Official trailer for Haters Back Off!
In recent years, YouTube’s identity has shifted from a video sharing platform and streaming to a cultivator of subcultures. For fans of any YouTuber or YouTube community, this is not news; but for anyone on the outside, the idea of watching a single creator day in and day out for years is still a strange and foreign concept.
YouTube content creators and their audiences share a far more intimate relationship than television audiences share with even the most iconic characters from some of the longest running shows. The medium itself is far more personal—vloggers sit down and talk directly to the camera, while the viewer takes in the video at eye-level, watching on a laptop screen or, quite literally, from the palm of their hand.
More recently, however, YouTube’s reputation has been stained, both by the despicable actions of some of its biggest content creators, to the company’s demonetization of LGBTQ+ focused content in order to better suit advertiser’s needs. Creators, like Ballinger, are struggling to find new ways to stay relevant and profitable in this new-but-old industry. For the site’s veteran creators, outsourcing to other platforms with new content based on their YouTube personas has been a viable option.
Prior to 2012, I had seen Miranda’s videos in passing, but didn’t quite understand why they were so popular. It wasn’t until I discovered that Miranda was a character that I started to gain an appreciation for her dedication to something beyond herself. I began following Ballinger’s personal vlogs, where she answers fan-submitted questions, gives behind-the-scenes looks at the making of Miranda videos, and records her day-to-day life.

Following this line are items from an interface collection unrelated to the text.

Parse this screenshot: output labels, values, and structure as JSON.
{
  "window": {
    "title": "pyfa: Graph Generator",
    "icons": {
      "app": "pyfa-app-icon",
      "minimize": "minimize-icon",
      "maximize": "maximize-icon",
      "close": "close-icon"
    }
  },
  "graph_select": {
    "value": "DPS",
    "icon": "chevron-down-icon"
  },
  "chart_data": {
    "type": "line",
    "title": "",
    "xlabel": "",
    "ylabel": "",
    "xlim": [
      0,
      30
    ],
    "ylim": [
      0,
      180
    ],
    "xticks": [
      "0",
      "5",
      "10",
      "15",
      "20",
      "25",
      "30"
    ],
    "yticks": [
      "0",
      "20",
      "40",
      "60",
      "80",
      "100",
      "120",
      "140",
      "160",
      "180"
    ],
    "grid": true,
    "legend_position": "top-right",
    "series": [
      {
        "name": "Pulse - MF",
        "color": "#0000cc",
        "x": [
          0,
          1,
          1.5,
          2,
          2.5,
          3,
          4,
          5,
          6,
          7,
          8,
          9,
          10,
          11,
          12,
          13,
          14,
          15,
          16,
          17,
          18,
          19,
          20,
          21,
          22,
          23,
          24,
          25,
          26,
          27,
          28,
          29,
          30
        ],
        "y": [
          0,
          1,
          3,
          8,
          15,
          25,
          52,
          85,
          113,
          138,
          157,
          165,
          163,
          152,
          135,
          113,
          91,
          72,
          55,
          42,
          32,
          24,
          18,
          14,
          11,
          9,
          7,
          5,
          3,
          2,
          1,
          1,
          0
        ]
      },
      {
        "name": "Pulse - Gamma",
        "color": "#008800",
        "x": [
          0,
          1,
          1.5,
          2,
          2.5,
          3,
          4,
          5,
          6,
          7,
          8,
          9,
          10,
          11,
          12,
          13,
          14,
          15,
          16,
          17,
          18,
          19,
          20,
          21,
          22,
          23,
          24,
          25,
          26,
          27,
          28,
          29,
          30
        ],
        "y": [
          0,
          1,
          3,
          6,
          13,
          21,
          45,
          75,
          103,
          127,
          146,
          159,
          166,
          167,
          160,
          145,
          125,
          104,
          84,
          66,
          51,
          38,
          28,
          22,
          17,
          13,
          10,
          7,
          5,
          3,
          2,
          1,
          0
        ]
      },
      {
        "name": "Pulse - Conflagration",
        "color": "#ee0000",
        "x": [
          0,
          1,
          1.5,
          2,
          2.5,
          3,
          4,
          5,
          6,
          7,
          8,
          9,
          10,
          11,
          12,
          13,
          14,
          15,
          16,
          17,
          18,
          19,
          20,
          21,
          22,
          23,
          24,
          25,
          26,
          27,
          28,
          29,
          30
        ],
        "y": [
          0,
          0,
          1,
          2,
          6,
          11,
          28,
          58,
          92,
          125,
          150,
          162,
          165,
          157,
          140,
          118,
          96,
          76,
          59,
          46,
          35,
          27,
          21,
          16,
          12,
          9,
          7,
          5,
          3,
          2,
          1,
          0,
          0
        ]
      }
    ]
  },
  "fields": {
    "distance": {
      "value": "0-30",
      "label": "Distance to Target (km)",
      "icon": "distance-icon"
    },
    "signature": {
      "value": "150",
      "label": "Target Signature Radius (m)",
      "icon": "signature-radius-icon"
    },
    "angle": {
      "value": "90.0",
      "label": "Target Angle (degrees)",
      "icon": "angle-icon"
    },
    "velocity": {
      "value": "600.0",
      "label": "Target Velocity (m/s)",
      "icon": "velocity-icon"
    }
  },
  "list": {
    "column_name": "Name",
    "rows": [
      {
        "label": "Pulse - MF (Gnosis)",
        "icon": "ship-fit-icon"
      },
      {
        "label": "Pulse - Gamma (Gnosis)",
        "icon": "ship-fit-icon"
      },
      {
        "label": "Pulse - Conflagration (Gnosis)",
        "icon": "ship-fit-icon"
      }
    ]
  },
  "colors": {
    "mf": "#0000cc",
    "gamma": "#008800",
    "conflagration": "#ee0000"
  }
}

In the era of auteur-driven film and television, YouTube has always been a space for auteurs—or as they’re known online, creators—to maintain complete autonomy over their content. The transition from online platforms to traditional media may seem like a natural next step, but oftentimes taking that leap comes with immense risk. For online creators, the biggest part of that risk is loss of creative control.
“I can’t explain the psychology behind it,” Ballinger says in a vlog entitled “My experience with Netflix.” “But it’s really bizarre to have a show based on you and characters based on real people… and for it to just be over.”
Ballinger and Haters Back Off! co-star, Erik Stocklin, pose with a prop from the show following cancellation
Although they are without a television show, Colleen and Miranda are not without a platform. They continue to tour, now with Haters Back Off! cast members making onstage, in-character cameos, and Ballinger continues to tease new, non-Miranda projects in her daily vlogs. Rather than mourning the show’s cancellation, Haters Back Off! should be celebrated as a triumph for the online community, a testament to the creators who have used their creative vision to burst through the boundaries of traditional entertainment. While the future of YouTube seems to hang in the balance, with new influencer scandals and questionable corporate moves making headlines each week, there is some comfort in knowing that some of these strange internet gems continue to thrive.
I’m not sure whether it’s the creators, the committed fans, or both, but I do know one thing: once you find a YouTuber you love, you love everything about them—even the weird stuff. It’s hard to explain to an non-watcher why I would sit through a cat-filled 23-minute vlog called, “the most boring vlog I have ever uploaded,” but since Ballinger uploaded it, I will gladly watch every second.